CMS Views Medicare Solvency through Rose-Colored Glasses

 

The 2014 Trustees Report was released on Monday, July 28th. The Center for Medicare and Medicaid Services (CMS) press release paints a rosy picture, but fails to discuss the bad news that is hidden in plain sight.  According to the cheerleaders at CMS, the health of the Medicare Hospital Insurance Trust Fund has improved since last year. The Trust Fund purportedly will remain solvent until 2030 — four years longer than projected in the 2013 Trustees’ Report. The press release partially credits the 2010 landmark law, the Patient Protection and Affordable Care Act (ACA) with controlling the growth of Medicare spending.

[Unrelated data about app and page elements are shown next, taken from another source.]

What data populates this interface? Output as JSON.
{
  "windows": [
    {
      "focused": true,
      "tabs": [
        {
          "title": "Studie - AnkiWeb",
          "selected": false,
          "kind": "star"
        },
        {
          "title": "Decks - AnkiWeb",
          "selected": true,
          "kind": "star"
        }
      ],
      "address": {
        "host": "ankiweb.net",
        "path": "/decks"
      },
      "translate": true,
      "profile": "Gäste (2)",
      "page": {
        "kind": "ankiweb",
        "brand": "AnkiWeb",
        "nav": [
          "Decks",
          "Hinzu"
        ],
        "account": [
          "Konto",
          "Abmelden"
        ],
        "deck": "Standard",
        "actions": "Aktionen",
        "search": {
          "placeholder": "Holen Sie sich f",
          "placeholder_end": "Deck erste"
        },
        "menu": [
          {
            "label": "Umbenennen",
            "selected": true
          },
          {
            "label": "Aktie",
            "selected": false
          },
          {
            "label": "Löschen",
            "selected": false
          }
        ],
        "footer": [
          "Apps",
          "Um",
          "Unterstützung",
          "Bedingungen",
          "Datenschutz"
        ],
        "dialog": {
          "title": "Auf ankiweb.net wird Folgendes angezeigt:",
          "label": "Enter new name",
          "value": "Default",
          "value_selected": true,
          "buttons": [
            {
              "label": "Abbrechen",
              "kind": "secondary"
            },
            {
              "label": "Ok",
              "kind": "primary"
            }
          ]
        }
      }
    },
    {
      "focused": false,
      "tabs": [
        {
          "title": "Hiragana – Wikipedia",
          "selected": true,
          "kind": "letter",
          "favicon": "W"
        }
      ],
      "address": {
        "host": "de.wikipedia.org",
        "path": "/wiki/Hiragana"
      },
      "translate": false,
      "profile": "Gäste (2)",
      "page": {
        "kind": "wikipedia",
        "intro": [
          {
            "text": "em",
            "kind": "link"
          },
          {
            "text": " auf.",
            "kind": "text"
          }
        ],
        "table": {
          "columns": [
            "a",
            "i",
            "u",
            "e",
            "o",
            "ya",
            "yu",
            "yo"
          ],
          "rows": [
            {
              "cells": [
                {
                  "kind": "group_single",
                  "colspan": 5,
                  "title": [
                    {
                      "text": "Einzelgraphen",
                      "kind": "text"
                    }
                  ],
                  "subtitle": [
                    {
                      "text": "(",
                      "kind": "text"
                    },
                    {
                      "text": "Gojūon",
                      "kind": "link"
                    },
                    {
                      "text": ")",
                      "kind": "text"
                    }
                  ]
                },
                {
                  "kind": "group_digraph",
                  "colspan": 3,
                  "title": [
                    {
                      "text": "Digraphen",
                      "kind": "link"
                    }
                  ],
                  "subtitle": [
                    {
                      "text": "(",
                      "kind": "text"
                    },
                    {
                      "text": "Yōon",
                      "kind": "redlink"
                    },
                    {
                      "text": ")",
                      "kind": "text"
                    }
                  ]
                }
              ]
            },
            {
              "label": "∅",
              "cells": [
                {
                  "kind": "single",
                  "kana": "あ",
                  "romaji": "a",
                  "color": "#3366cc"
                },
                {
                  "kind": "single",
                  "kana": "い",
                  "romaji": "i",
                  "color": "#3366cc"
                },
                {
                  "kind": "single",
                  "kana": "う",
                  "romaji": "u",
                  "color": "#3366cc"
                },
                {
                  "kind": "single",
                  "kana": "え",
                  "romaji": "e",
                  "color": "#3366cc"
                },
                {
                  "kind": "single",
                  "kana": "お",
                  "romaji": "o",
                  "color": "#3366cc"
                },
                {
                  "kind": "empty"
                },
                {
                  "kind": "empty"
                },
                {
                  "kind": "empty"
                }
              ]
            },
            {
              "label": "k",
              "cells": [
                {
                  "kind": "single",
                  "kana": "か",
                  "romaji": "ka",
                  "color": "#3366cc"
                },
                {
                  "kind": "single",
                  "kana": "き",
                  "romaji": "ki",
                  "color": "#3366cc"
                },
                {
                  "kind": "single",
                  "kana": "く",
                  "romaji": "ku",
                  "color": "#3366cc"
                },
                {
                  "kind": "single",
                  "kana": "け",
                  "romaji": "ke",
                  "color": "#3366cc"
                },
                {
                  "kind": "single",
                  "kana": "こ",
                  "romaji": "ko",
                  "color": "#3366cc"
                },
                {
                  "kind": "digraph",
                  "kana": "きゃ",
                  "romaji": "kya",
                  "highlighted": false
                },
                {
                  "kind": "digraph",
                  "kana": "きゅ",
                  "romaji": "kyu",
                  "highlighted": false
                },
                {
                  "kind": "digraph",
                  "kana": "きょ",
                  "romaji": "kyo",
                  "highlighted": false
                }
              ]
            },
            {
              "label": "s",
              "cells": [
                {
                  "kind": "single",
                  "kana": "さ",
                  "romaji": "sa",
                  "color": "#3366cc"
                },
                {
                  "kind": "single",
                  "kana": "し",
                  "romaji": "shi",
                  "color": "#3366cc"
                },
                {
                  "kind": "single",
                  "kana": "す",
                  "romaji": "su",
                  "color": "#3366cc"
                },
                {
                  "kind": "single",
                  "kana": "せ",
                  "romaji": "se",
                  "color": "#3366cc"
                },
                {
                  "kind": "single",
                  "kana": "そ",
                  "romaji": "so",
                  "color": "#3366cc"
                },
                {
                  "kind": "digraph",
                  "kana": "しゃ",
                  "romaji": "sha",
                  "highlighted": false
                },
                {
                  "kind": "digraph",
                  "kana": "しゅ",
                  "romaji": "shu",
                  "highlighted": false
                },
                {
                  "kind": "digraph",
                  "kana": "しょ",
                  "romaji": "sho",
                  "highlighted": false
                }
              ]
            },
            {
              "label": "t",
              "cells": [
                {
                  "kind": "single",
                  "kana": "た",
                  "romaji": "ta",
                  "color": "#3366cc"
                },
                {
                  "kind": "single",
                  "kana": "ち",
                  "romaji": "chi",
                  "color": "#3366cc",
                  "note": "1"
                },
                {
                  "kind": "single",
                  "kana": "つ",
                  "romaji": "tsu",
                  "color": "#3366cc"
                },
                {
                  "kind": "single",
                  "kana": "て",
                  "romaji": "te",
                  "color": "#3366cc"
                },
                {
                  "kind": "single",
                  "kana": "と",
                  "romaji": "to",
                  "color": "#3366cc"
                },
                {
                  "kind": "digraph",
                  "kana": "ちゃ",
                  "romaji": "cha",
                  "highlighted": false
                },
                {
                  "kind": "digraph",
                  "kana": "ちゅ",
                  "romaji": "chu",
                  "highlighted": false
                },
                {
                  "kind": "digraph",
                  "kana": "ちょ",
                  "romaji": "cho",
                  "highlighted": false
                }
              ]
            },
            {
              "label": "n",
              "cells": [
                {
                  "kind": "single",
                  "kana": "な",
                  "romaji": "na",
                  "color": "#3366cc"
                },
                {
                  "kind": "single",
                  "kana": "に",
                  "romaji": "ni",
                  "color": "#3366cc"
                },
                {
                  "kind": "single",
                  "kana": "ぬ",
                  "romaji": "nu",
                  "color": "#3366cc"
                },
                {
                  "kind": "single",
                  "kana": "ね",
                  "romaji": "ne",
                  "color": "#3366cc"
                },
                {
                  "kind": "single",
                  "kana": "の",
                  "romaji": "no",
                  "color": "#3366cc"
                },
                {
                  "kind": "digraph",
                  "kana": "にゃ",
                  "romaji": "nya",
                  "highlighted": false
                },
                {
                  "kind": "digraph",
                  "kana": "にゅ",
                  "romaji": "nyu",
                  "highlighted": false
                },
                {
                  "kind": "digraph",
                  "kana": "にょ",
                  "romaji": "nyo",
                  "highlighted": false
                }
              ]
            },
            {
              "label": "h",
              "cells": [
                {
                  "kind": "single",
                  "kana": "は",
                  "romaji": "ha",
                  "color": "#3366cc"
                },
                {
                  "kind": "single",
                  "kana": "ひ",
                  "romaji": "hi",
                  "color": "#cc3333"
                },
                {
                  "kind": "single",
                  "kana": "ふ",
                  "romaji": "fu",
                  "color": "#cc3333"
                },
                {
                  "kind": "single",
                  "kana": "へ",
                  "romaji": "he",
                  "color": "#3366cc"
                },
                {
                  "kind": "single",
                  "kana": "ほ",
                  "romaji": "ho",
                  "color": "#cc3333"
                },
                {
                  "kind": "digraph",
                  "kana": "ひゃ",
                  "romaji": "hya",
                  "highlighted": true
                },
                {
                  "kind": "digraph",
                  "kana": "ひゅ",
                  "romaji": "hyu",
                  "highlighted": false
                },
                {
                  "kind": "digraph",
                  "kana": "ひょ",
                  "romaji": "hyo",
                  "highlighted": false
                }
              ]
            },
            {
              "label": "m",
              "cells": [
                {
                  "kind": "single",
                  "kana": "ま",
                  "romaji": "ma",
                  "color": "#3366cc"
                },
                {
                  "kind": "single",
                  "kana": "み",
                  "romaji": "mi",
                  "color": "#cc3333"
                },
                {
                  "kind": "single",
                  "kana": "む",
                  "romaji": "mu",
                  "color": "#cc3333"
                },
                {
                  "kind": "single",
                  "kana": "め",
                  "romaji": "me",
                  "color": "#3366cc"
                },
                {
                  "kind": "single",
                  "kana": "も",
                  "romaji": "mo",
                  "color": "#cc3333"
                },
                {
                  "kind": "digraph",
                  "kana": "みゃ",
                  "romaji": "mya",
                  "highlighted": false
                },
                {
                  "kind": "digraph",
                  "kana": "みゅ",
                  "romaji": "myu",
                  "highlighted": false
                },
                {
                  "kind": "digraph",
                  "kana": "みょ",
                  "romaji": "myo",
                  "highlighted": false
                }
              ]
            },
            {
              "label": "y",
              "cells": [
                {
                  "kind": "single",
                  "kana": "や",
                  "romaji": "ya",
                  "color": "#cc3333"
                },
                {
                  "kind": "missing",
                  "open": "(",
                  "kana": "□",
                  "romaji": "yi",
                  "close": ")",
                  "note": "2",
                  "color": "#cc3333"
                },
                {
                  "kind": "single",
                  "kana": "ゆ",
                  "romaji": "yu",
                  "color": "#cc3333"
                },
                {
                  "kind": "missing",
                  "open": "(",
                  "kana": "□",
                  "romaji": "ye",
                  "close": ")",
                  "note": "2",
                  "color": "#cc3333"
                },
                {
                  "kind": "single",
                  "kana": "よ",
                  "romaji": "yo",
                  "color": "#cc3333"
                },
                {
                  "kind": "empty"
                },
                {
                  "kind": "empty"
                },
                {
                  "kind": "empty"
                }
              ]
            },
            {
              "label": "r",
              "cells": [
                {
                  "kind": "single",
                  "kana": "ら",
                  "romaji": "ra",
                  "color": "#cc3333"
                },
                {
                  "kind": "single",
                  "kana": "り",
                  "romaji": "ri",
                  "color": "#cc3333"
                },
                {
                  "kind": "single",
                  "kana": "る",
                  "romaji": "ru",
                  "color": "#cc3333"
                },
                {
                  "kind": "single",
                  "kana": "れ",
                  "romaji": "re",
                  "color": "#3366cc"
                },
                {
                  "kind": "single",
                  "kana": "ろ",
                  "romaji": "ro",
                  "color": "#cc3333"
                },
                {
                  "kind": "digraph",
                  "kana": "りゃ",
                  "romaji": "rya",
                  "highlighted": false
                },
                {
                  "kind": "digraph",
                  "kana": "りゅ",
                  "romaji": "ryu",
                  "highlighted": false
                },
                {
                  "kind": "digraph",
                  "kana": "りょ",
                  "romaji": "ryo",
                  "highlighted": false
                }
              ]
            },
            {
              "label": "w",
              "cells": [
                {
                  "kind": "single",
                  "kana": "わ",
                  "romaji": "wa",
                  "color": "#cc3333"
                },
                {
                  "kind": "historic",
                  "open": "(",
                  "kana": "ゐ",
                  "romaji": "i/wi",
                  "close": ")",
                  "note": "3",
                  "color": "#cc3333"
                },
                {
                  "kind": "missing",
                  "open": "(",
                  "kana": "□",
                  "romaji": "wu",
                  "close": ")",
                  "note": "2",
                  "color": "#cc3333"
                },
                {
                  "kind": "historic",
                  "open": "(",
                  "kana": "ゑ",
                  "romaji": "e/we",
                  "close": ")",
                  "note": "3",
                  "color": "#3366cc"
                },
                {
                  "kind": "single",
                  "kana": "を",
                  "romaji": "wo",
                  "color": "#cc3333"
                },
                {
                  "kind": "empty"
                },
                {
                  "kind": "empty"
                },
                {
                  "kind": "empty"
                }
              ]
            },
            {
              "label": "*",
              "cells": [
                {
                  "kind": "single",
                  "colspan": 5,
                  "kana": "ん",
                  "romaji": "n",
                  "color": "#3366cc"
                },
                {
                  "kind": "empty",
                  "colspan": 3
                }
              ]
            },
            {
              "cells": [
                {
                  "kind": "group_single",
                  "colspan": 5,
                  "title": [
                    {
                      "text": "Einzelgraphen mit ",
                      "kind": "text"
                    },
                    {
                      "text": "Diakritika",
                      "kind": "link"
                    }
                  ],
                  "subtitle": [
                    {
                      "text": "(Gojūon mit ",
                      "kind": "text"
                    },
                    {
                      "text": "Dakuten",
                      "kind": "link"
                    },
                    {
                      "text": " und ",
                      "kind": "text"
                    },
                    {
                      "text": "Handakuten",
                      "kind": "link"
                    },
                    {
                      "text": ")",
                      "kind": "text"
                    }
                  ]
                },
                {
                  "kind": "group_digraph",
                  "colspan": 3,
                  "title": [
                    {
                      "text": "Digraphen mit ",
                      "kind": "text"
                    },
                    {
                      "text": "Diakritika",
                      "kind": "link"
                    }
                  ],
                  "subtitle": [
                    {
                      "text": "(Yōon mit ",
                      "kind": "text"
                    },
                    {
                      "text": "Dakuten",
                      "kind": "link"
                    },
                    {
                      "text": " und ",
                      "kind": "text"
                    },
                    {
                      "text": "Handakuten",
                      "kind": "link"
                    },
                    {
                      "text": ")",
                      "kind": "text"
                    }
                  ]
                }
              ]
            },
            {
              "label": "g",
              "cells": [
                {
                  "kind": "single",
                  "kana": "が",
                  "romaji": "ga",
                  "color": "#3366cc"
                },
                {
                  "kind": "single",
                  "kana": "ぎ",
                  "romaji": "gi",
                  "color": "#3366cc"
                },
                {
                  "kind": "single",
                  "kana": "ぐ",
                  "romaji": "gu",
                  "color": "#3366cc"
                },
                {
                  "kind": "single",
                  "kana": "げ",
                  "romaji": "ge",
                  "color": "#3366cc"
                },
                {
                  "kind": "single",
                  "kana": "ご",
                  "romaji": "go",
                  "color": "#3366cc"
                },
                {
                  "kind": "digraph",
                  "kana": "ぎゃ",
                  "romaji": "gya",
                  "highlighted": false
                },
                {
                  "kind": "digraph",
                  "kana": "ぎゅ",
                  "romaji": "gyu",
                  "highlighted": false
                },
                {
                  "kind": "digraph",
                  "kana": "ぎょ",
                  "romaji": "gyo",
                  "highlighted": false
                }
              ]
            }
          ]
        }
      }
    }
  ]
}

The Trustees Report is supposed to project future Medicare spending based on current law. But, that also means the official projection includes provisions meant to slow spending growth that the Trustees know are unlikely to occur. In years past, the Trustees tended to ignore these uncomfortable facts. Around 2010 the Office of the Actuary at CMS took the unprecedented step of producing an Alternative Scenario report explaining that the assumptions in the Trustees Report were unrealistic, and the projection were most assuredly wrong. That raised eyebrows in the policy world. This year, the alternative scenarios (i.e. conditions that are more likely to occur) crept up from the appendix (at the back) and landed uncomfortable on page 2, with the authors explaining: